[[ Data supplied, beginning ]]

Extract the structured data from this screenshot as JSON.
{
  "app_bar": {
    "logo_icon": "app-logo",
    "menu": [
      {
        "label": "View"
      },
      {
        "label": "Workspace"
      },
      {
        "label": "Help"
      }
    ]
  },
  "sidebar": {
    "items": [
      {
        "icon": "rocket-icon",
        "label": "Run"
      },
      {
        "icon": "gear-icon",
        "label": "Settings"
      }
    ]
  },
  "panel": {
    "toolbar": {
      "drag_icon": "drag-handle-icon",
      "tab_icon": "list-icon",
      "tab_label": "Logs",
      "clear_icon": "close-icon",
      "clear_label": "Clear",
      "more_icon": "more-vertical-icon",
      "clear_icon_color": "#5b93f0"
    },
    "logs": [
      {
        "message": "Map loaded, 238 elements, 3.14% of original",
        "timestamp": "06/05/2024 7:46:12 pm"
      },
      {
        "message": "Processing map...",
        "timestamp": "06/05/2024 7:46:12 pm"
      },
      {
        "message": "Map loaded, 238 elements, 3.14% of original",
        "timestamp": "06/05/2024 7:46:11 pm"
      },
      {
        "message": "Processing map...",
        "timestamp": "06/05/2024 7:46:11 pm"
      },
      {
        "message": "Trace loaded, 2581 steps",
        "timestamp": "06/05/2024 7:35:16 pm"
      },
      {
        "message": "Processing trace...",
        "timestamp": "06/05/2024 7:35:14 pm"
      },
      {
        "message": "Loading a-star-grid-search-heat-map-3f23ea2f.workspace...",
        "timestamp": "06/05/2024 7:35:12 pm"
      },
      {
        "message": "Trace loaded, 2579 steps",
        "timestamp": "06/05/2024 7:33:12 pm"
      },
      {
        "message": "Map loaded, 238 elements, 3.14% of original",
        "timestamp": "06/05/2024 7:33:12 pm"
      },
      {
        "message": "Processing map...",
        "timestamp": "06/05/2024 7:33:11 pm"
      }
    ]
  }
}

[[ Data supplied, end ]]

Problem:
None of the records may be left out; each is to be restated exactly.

Response area:
Extract the structured data from this screenshot as JSON.
{
  "app_bar": {
    "logo_icon": "app-logo",
    "menu": [
      {
        "label": "View"
      },
      {
        "label": "Workspace"
      },
      {
        "label": "Help"
      }
    ]
  },
  "sidebar": {
    "items": [
      {
        "icon": "rocket-icon",
        "label": "Run"
      },
      {
        "icon": "gear-icon",
        "label": "Settings"
      }
    ]
  },
  "panel": {
    "toolbar": {
      "drag_icon": "drag-handle-icon",
      "tab_icon": "list-icon",
      "tab_label": "Logs",
      "clear_icon": "close-icon",
      "clear_label": "Clear",
      "more_icon": "more-vertical-icon",
      "clear_icon_color": "#5b93f0"
    },
    "logs": [
      {
        "message": "Map loaded, 238 elements, 3.14% of original",
        "timestamp": "06/05/2024 7:46:12 pm"
      },
      {
        "message": "Processing map...",
        "timestamp": "06/05/2024 7:46:12 pm"
      },
      {
        "message": "Map loaded, 238 elements, 3.14% of original",
        "timestamp": "06/05/2024 7:46:11 pm"
      },
      {
        "message": "Processing map...",
        "timestamp": "06/05/2024 7:46:11 pm"
      },
      {
        "message": "Trace loaded, 2581 steps",
        "timestamp": "06/05/2024 7:35:16 pm"
      },
      {
        "message": "Processing trace...",
        "timestamp": "06/05/2024 7:35:14 pm"
      },
      {
        "message": "Loading a-star-grid-search-heat-map-3f23ea2f.workspace...",
        "timestamp": "06/05/2024 7:35:12 pm"
      },
      {
        "message": "Trace loaded, 2579 steps",
        "timestamp": "06/05/2024 7:33:12 pm"
      },
      {
        "message": "Map loaded, 238 elements, 3.14% of original",
        "timestamp": "06/05/2024 7:33:12 pm"
      },
      {
        "message": "Processing map...",
        "timestamp": "06/05/2024 7:33:11 pm"
      }
    ]
  }
}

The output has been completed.